I have long been a pavaholic but this is my first venture into a fruit-free version. The instant espresso powder (do not use regular instant coffee granules) gives bitter oomph to the sweet, marshmallowy meringue.
Preheat the oven to 180C/375F/Gas 4 and line a flat oven tray with baking parchment and – if it helps – using a 23cm/9in cake tin as a guide – draw a circle on it with a pencil.
In a smallish bowl, mix the sugar with the instant espresso powder, and set aside for the moment.
In a clean, grease-free bowl, preferably metal (and wipe the inside with a piece of kitchen roll dipped in vinegar first, if you want) whisk the egg whites with a pinch of salt until they are holding soft peaks and keep whisking while you gradually add the sugar-coffee mixture, one tablespoon at a time.
When all this mixture is incorporated and you have a firm, gleaming, écru-coloured meringue, fold in – using a grease-free metal spoon – the cornflour and vinegar.
Dollop large spoonfuls of the meringue mixture inside the drawn circle (or make a circle shape freehand if you prefer) on the baking parchment and smooth and shape it with a spatula so that it looks rather like the crown of a straw boater: it must be flat on top.
Put this in the oven and immediately turn the oven down to 150C/300F/Gas 2, and cook for one hour. The meringue’s outer shell should be crisp, but only just. When it’s ready, turn off the oven and leave the Pavlova base inside it until cool or overnight.
Once the pavlova base is cool, lift it carefully in its paper and place it, top-side down on a large flat plate, then gently peel off the paper.
Whip the double cream until thickened and airy, but still soft, and spread this delicately over the top (which previously was the bottom!) of the meringue.

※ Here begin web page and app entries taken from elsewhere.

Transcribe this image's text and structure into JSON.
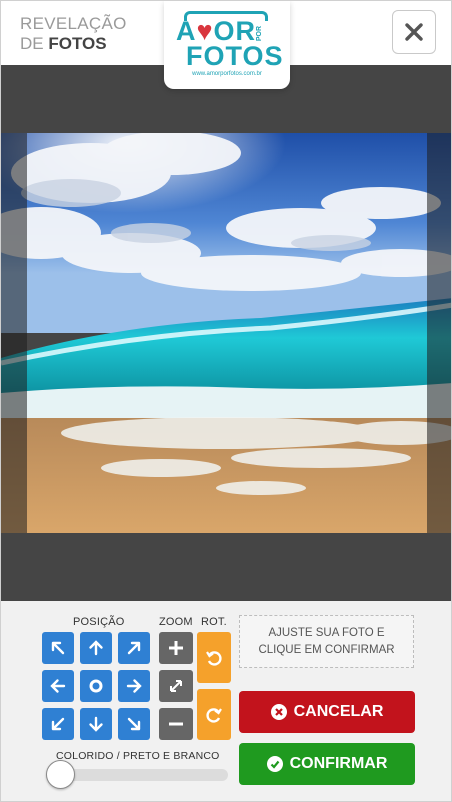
{
  "header": {
    "brand_line1": "REVELAÇÃO",
    "brand_line2_prefix": "DE",
    "brand_line2_bold": "FOTOS",
    "close_label": "×"
  },
  "logo": {
    "word1_a": "A",
    "word1_rest": "OR",
    "word_pos": "POR",
    "word2": "FOTOS",
    "url": "www.amorporfotos.com.br"
  },
  "controls": {
    "position_label": "POSIÇÃO",
    "zoom_label": "ZOOM",
    "rot_label": "ROT.",
    "hint_line1": "AJUSTE SUA FOTO E",
    "hint_line2": "CLIQUE EM CONFIRMAR",
    "cancel_label": "CANCELAR",
    "confirm_label": "CONFIRMAR",
    "color_mode_label": "COLORIDO / PRETO E BRANCO",
    "color_mode_value": 0
  },
  "colors": {
    "accent_blue": "#2f80d3",
    "zoom_gray": "#666666",
    "rotate_orange": "#f5a12b",
    "cancel_red": "#c2131c",
    "confirm_green": "#1f9a1f",
    "logo_teal": "#1fa3b5"
  },
  "icons": {
    "position_pad": [
      "arrow-up-left-icon",
      "arrow-up-icon",
      "arrow-up-right-icon",
      "arrow-left-icon",
      "center-icon",
      "arrow-right-icon",
      "arrow-down-left-icon",
      "arrow-down-icon",
      "arrow-down-right-icon"
    ],
    "zoom": [
      "plus-icon",
      "expand-icon",
      "minus-icon"
    ],
    "rotate": [
      "rotate-left-icon",
      "rotate-right-icon"
    ]
  }
}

With a teaspoon, push the cocoa powder through a fine sieve or tea strainer to decorate – cappuccino-style – the top.
Type the ingredients you want to use, then click Go. For better results you can use quotation marks around phrases (e.g. "chicken breast"). Alternatively you can search by chef, programme, cuisine, diet, or dish (e.g. Lasagne).

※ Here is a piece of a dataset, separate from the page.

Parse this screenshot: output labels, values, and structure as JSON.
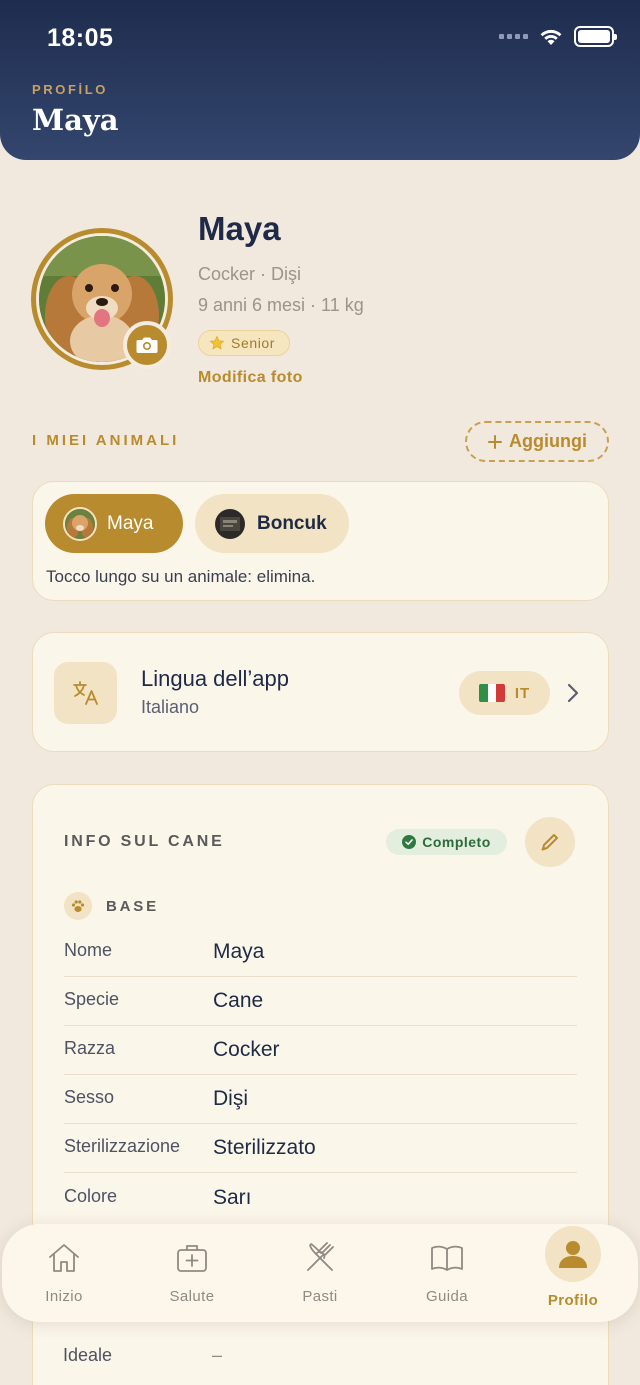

Nigella Lawson creates a Christmas buffet menu inspired by a trip to Venice.
This page is best viewed in an up-to-date web browser with style sheets (CSS) enabled. While you will be able to view the content of this page in your current browser, you will not be able to get the full visual experience. Please consider upgrading your browser software or enabling style sheets (CSS) if you are able to do so.